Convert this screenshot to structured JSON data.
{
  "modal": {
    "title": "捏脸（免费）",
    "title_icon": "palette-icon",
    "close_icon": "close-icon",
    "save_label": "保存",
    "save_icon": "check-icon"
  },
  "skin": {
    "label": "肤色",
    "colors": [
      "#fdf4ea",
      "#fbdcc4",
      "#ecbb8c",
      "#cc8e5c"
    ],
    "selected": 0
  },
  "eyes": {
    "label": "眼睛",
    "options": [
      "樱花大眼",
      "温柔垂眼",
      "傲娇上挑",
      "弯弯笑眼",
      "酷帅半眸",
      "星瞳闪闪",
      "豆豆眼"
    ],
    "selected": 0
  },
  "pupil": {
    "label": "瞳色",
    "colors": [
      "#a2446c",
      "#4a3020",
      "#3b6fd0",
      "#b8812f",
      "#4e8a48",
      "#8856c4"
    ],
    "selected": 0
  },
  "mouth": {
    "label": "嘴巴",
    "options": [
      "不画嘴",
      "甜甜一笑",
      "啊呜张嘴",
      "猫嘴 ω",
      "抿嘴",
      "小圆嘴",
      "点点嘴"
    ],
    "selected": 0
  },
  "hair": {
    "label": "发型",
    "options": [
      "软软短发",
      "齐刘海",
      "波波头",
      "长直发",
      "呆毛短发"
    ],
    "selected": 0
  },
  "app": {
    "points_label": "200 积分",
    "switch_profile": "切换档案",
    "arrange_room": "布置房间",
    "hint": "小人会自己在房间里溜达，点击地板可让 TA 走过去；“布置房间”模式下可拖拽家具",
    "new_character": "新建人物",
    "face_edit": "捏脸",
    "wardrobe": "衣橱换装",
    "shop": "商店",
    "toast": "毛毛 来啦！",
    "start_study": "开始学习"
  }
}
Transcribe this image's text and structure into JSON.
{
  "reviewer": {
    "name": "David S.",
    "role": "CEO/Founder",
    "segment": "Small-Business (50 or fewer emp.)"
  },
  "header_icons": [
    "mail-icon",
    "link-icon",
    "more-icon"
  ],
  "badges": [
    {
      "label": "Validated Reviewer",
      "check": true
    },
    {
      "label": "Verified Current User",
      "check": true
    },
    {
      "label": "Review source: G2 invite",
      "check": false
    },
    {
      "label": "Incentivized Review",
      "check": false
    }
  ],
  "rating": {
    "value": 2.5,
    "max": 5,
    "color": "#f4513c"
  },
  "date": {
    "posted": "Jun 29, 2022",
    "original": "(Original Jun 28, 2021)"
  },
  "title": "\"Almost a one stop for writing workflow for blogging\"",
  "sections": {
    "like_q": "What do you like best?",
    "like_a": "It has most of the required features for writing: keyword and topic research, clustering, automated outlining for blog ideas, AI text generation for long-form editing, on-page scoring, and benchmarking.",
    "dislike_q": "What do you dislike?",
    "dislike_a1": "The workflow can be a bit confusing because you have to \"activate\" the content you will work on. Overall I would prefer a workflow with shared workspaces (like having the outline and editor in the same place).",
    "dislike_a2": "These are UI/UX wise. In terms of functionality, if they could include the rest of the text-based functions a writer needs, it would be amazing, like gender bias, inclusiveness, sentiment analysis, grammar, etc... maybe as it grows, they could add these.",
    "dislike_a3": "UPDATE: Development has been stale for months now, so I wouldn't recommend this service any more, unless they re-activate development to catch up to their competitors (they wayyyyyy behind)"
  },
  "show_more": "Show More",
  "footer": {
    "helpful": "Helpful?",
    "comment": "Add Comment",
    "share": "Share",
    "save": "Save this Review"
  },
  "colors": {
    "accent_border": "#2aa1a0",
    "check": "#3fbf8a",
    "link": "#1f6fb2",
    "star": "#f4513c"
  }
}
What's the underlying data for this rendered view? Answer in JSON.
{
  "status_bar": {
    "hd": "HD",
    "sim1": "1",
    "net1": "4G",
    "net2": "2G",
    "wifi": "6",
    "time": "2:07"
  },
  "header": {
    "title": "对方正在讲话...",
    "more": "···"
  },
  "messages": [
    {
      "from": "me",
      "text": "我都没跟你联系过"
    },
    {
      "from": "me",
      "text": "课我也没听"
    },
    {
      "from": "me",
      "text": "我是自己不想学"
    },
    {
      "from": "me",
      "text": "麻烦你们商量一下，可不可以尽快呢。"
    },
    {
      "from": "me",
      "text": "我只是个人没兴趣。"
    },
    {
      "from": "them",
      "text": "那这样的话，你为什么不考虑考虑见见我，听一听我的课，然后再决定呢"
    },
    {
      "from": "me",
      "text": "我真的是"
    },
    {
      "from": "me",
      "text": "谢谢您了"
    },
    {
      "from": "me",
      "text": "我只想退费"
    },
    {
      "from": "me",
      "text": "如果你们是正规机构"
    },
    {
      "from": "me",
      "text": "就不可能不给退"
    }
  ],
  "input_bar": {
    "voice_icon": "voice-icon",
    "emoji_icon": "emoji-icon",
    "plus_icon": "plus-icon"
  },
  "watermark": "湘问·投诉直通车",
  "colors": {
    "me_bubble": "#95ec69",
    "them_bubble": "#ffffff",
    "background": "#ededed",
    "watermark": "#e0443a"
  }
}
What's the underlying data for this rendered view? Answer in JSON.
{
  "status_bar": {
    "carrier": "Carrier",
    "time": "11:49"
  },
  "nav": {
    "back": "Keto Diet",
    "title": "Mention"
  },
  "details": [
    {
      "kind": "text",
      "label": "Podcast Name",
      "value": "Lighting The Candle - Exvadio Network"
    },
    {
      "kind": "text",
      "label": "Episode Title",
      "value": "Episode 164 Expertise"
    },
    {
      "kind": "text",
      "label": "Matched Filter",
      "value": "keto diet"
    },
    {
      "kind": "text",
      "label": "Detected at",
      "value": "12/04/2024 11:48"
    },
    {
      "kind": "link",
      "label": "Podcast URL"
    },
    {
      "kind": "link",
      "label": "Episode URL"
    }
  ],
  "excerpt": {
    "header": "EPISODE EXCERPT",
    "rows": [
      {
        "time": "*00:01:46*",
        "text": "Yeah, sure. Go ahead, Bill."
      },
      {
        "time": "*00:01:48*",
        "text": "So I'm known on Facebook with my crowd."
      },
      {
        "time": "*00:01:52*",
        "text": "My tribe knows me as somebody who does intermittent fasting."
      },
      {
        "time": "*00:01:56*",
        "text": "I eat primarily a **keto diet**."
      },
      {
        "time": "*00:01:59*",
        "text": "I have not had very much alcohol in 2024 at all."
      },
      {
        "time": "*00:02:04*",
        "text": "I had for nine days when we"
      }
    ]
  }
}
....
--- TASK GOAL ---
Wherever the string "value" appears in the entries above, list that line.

--- SOLUTION TO THIS TASK ---
    "value": 2.5,
      "value": "Lighting The Candle - Exvadio Network"
      "value": "Episode 164 Expertise"
      "value": "keto diet"
      "value": "12/04/2024 11:48"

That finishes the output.